» **Supplied material**:
☆ ☆ ☆

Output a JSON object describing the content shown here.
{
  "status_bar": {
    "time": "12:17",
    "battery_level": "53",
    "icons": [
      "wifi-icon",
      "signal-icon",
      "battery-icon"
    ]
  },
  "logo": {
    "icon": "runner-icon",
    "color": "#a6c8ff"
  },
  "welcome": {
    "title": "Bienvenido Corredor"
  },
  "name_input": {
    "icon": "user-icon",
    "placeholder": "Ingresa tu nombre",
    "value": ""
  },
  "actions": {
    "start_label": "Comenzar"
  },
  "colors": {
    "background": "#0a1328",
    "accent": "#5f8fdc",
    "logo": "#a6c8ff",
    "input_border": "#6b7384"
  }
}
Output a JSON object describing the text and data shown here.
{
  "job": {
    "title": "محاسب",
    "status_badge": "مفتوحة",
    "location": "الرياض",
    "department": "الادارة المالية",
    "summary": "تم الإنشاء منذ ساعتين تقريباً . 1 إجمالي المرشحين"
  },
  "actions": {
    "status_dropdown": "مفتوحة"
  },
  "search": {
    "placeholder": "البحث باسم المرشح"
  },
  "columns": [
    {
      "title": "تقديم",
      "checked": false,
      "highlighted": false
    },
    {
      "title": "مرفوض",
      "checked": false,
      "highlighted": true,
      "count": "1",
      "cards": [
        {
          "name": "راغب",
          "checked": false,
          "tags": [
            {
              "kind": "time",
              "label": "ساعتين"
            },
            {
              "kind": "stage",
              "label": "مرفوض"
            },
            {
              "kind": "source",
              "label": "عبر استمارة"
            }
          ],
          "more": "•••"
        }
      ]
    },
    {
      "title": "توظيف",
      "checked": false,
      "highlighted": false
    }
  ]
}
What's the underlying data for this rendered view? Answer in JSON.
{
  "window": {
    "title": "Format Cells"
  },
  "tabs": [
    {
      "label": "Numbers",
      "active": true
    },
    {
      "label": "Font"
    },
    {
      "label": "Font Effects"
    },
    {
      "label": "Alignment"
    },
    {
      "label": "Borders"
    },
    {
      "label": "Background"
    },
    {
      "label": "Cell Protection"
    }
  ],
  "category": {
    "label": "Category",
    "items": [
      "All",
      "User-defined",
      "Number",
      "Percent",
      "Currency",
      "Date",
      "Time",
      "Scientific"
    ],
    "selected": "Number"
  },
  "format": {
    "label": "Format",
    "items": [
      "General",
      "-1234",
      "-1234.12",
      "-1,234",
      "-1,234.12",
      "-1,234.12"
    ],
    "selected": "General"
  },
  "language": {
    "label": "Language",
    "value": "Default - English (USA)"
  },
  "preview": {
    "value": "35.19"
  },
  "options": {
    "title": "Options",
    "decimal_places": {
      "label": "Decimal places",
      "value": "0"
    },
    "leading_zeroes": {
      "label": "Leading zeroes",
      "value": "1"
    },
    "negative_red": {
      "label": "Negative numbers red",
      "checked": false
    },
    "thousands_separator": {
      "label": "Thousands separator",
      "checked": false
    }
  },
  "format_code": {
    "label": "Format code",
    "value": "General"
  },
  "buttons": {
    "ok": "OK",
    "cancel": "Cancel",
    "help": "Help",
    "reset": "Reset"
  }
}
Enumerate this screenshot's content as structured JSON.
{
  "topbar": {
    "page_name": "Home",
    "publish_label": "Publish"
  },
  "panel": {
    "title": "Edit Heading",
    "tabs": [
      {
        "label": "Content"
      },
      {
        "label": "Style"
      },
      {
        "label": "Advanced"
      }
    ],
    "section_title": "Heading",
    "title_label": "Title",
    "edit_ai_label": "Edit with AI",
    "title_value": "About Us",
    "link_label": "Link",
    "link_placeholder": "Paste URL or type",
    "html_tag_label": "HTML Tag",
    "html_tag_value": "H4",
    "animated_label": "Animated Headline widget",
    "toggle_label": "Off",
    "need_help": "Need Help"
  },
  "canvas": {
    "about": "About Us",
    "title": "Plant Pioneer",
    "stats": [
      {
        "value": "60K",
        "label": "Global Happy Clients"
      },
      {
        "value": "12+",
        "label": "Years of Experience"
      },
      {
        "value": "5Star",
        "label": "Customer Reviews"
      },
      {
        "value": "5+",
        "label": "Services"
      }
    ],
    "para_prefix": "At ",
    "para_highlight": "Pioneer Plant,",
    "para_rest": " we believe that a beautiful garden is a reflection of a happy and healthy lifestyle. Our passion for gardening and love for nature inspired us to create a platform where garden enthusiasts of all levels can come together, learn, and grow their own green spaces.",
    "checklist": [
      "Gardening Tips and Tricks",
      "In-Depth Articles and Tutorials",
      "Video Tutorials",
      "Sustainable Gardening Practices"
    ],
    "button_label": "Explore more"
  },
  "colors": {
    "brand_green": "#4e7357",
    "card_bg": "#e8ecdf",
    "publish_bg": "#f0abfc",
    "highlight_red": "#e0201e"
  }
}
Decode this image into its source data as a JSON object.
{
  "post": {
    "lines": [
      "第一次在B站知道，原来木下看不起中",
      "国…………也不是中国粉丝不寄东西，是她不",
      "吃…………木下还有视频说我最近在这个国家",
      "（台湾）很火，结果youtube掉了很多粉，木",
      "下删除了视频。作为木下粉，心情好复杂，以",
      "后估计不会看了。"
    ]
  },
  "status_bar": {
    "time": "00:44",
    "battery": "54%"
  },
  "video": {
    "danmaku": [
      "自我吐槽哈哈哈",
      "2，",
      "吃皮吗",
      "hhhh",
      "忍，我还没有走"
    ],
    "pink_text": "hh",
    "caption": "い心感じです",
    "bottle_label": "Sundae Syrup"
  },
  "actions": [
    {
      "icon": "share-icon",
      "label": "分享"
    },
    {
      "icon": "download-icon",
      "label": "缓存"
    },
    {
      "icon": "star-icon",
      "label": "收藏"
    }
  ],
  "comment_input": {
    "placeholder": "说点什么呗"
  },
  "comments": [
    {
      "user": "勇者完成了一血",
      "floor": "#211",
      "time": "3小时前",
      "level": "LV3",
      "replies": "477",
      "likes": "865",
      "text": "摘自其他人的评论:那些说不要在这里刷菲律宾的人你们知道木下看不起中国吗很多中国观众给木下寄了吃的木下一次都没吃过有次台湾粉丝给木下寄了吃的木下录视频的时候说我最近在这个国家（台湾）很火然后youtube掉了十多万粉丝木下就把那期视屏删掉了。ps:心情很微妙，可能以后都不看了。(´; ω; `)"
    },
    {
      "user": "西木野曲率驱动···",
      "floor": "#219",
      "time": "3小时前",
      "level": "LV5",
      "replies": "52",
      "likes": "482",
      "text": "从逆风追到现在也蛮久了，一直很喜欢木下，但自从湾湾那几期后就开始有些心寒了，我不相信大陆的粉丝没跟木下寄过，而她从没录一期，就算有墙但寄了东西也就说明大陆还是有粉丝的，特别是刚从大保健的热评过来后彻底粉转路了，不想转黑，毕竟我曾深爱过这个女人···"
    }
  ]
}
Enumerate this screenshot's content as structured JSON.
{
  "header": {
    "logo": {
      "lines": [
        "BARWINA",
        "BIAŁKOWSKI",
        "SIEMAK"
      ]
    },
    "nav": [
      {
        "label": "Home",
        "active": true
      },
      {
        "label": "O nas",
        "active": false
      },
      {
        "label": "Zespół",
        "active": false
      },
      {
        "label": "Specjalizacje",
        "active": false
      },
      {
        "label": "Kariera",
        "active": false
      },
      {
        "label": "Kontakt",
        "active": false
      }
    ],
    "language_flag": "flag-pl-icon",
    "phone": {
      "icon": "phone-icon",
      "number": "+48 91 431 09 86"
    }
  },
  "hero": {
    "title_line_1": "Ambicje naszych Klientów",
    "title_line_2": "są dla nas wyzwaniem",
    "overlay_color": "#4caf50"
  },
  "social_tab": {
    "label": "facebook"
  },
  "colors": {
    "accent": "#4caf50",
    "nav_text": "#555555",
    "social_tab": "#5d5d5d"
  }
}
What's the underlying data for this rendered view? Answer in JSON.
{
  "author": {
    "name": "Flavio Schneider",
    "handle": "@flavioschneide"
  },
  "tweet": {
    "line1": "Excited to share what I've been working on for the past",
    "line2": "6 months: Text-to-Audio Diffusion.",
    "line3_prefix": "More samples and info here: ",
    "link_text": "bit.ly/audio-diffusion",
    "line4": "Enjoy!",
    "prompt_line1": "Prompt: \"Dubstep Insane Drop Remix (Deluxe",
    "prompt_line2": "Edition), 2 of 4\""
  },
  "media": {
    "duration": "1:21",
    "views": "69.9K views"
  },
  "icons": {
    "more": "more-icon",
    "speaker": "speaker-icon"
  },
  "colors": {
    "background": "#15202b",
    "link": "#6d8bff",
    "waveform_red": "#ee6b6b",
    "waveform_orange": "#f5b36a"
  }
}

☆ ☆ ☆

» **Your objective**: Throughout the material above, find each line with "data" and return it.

» **Output of the exercise**:
Output a JSON object describing the text and data shown here.
What's the underlying data for this rendered view? Answer in JSON.
Decode this image into its source data as a JSON object.
What's the underlying data for this rendered view? Answer in JSON.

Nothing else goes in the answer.